◆ DIRECTIONS
Repeat every entry exactly as given.

-------- INPUT RECORDS --------

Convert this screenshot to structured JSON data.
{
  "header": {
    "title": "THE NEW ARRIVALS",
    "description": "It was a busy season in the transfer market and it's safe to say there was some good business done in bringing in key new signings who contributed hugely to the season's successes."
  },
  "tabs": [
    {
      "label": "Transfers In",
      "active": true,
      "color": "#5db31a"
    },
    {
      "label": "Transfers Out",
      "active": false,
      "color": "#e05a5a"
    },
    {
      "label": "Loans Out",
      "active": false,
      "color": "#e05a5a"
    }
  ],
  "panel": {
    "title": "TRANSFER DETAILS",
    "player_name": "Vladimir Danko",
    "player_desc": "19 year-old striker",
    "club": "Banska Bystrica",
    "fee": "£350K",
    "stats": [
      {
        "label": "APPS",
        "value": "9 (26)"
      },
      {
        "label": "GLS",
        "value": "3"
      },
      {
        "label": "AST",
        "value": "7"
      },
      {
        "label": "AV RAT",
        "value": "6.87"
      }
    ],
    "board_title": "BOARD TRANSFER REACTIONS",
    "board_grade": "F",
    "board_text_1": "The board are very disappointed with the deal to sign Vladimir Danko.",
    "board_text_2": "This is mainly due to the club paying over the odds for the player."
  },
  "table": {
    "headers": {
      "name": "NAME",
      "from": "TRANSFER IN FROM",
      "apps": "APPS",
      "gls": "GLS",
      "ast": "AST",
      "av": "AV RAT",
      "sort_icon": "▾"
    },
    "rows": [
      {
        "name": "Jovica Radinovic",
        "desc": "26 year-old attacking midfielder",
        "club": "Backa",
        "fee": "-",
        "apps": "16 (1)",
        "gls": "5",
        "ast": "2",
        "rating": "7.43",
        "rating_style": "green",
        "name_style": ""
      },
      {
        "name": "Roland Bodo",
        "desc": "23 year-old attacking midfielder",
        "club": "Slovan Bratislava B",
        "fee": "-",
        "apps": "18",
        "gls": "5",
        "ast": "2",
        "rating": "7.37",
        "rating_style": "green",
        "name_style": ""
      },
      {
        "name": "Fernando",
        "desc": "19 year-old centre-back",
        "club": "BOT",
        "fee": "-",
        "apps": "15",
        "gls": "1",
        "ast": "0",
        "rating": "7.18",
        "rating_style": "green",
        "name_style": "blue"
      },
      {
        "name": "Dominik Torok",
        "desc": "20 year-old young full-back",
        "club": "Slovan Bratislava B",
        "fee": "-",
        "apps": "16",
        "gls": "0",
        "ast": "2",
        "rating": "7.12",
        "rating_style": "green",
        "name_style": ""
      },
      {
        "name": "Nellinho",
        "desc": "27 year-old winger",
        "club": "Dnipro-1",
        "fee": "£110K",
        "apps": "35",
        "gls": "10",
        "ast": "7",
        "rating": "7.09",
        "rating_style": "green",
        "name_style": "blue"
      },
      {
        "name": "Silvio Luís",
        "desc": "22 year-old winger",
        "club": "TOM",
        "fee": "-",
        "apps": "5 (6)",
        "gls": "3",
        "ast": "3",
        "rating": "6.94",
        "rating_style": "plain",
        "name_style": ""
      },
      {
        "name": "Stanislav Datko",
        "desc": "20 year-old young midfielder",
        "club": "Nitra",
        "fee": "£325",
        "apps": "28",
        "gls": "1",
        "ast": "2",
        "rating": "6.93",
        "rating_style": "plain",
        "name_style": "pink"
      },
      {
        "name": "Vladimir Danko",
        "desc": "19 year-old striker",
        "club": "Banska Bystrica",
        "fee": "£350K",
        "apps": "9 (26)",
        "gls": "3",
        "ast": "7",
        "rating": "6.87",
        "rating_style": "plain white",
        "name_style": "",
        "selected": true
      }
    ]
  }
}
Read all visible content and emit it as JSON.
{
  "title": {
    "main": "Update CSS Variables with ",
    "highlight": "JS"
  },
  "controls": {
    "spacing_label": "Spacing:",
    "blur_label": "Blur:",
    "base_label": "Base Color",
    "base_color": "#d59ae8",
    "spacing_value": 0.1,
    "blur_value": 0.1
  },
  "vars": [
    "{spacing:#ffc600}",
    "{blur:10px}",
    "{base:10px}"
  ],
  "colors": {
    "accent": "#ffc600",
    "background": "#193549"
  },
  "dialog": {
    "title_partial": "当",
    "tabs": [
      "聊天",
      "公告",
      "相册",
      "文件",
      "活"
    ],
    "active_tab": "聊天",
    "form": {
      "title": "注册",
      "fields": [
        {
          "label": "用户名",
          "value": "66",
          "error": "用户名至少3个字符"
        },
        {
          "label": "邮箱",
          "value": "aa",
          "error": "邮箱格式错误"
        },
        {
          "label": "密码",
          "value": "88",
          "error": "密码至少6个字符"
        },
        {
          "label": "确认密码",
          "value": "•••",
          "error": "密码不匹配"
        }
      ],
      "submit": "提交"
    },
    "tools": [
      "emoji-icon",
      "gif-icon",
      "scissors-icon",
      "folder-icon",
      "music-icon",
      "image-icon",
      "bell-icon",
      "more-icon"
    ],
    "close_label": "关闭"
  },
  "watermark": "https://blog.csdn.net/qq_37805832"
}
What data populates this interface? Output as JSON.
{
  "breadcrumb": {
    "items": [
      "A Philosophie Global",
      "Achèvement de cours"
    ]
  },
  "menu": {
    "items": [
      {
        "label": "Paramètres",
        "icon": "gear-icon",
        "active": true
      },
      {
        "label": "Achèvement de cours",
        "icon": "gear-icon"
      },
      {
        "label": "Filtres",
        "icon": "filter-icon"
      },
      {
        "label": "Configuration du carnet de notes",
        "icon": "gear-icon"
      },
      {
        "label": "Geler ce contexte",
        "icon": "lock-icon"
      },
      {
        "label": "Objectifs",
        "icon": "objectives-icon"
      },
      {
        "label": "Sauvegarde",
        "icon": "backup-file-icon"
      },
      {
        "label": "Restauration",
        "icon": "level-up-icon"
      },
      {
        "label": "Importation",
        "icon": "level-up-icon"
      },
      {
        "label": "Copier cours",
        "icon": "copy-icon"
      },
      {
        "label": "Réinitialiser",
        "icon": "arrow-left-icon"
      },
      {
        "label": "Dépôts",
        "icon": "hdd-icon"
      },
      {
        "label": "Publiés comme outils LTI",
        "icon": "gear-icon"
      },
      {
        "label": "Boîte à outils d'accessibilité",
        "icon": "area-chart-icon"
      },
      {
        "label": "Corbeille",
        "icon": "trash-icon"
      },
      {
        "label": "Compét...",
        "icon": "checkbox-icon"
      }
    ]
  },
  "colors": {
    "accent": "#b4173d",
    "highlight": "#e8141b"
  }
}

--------

◆ ANSWER FOR THE TASK
Convert this screenshot to structured JSON data.
{
  "header": {
    "title": "THE NEW ARRIVALS",
    "description": "It was a busy season in the transfer market and it's safe to say there was some good business done in bringing in key new signings who contributed hugely to the season's successes."
  },
  "tabs": [
    {
      "label": "Transfers In",
      "active": true,
      "color": "#5db31a"
    },
    {
      "label": "Transfers Out",
      "active": false,
      "color": "#e05a5a"
    },
    {
      "label": "Loans Out",
      "active": false,
      "color": "#e05a5a"
    }
  ],
  "panel": {
    "title": "TRANSFER DETAILS",
    "player_name": "Vladimir Danko",
    "player_desc": "19 year-old striker",
    "club": "Banska Bystrica",
    "fee": "£350K",
    "stats": [
      {
        "label": "APPS",
        "value": "9 (26)"
      },
      {
        "label": "GLS",
        "value": "3"
      },
      {
        "label": "AST",
        "value": "7"
      },
      {
        "label": "AV RAT",
        "value": "6.87"
      }
    ],
    "board_title": "BOARD TRANSFER REACTIONS",
    "board_grade": "F",
    "board_text_1": "The board are very disappointed with the deal to sign Vladimir Danko.",
    "board_text_2": "This is mainly due to the club paying over the odds for the player."
  },
  "table": {
    "headers": {
      "name": "NAME",
      "from": "TRANSFER IN FROM",
      "apps": "APPS",
      "gls": "GLS",
      "ast": "AST",
      "av": "AV RAT",
      "sort_icon": "▾"
    },
    "rows": [
      {
        "name": "Jovica Radinovic",
        "desc": "26 year-old attacking midfielder",
        "club": "Backa",
        "fee": "-",
        "apps": "16 (1)",
        "gls": "5",
        "ast": "2",
        "rating": "7.43",
        "rating_style": "green",
        "name_style": ""
      },
      {
        "name": "Roland Bodo",
        "desc": "23 year-old attacking midfielder",
        "club": "Slovan Bratislava B",
        "fee": "-",
        "apps": "18",
        "gls": "5",
        "ast": "2",
        "rating": "7.37",
        "rating_style": "green",
        "name_style": ""
      },
      {
        "name": "Fernando",
        "desc": "19 year-old centre-back",
        "club": "BOT",
        "fee": "-",
        "apps": "15",
        "gls": "1",
        "ast": "0",
        "rating": "7.18",
        "rating_style": "green",
        "name_style": "blue"
      },
      {
        "name": "Dominik Torok",
        "desc": "20 year-old young full-back",
        "club": "Slovan Bratislava B",
        "fee": "-",
        "apps": "16",
        "gls": "0",
        "ast": "2",
        "rating": "7.12",
        "rating_style": "green",
        "name_style": ""
      },
      {
        "name": "Nellinho",
        "desc": "27 year-old winger",
        "club": "Dnipro-1",
        "fee": "£110K",
        "apps": "35",
        "gls": "10",
        "ast": "7",
        "rating": "7.09",
        "rating_style": "green",
        "name_style": "blue"
      },
      {
        "name": "Silvio Luís",
        "desc": "22 year-old winger",
        "club": "TOM",
        "fee": "-",
        "apps": "5 (6)",
        "gls": "3",
        "ast": "3",
        "rating": "6.94",
        "rating_style": "plain",
        "name_style": ""
      },
      {
        "name": "Stanislav Datko",
        "desc": "20 year-old young midfielder",
        "club": "Nitra",
        "fee": "£325",
        "apps": "28",
        "gls": "1",
        "ast": "2",
        "rating": "6.93",
        "rating_style": "plain",
        "name_style": "pink"
      },
      {
        "name": "Vladimir Danko",
        "desc": "19 year-old striker",
        "club": "Banska Bystrica",
        "fee": "£350K",
        "apps": "9 (26)",
        "gls": "3",
        "ast": "7",
        "rating": "6.87",
        "rating_style": "plain white",
        "name_style": "",
        "selected": true
      }
    ]
  }
}
Read all visible content and emit it as JSON.
{
  "title": {
    "main": "Update CSS Variables with ",
    "highlight": "JS"
  },
  "controls": {
    "spacing_label": "Spacing:",
    "blur_label": "Blur:",
    "base_label": "Base Color",
    "base_color": "#d59ae8",
    "spacing_value": 0.1,
    "blur_value": 0.1
  },
  "vars": [
    "{spacing:#ffc600}",
    "{blur:10px}",
    "{base:10px}"
  ],
  "colors": {
    "accent": "#ffc600",
    "background": "#193549"
  },
  "dialog": {
    "title_partial": "当",
    "tabs": [
      "聊天",
      "公告",
      "相册",
      "文件",
      "活"
    ],
    "active_tab": "聊天",
    "form": {
      "title": "注册",
      "fields": [
        {
          "label": "用户名",
          "value": "66",
          "error": "用户名至少3个字符"
        },
        {
          "label": "邮箱",
          "value": "aa",
          "error": "邮箱格式错误"
        },
        {
          "label": "密码",
          "value": "88",
          "error": "密码至少6个字符"
        },
        {
          "label": "确认密码",
          "value": "•••",
          "error": "密码不匹配"
        }
      ],
      "submit": "提交"
    },
    "tools": [
      "emoji-icon",
      "gif-icon",
      "scissors-icon",
      "folder-icon",
      "music-icon",
      "image-icon",
      "bell-icon",
      "more-icon"
    ],
    "close_label": "关闭"
  },
  "watermark": "https://blog.csdn.net/qq_37805832"
}
What data populates this interface? Output as JSON.
{
  "breadcrumb": {
    "items": [
      "A Philosophie Global",
      "Achèvement de cours"
    ]
  },
  "menu": {
    "items": [
      {
        "label": "Paramètres",
        "icon": "gear-icon",
        "active": true
      },
      {
        "label": "Achèvement de cours",
        "icon": "gear-icon"
      },
      {
        "label": "Filtres",
        "icon": "filter-icon"
      },
      {
        "label": "Configuration du carnet de notes",
        "icon": "gear-icon"
      },
      {
        "label": "Geler ce contexte",
        "icon": "lock-icon"
      },
      {
        "label": "Objectifs",
        "icon": "objectives-icon"
      },
      {
        "label": "Sauvegarde",
        "icon": "backup-file-icon"
      },
      {
        "label": "Restauration",
        "icon": "level-up-icon"
      },
      {
        "label": "Importation",
        "icon": "level-up-icon"
      },
      {
        "label": "Copier cours",
        "icon": "copy-icon"
      },
      {
        "label": "Réinitialiser",
        "icon": "arrow-left-icon"
      },
      {
        "label": "Dépôts",
        "icon": "hdd-icon"
      },
      {
        "label": "Publiés comme outils LTI",
        "icon": "gear-icon"
      },
      {
        "label": "Boîte à outils d'accessibilité",
        "icon": "area-chart-icon"
      },
      {
        "label": "Corbeille",
        "icon": "trash-icon"
      },
      {
        "label": "Compét...",
        "icon": "checkbox-icon"
      }
    ]
  },
  "colors": {
    "accent": "#b4173d",
    "highlight": "#e8141b"
  }
}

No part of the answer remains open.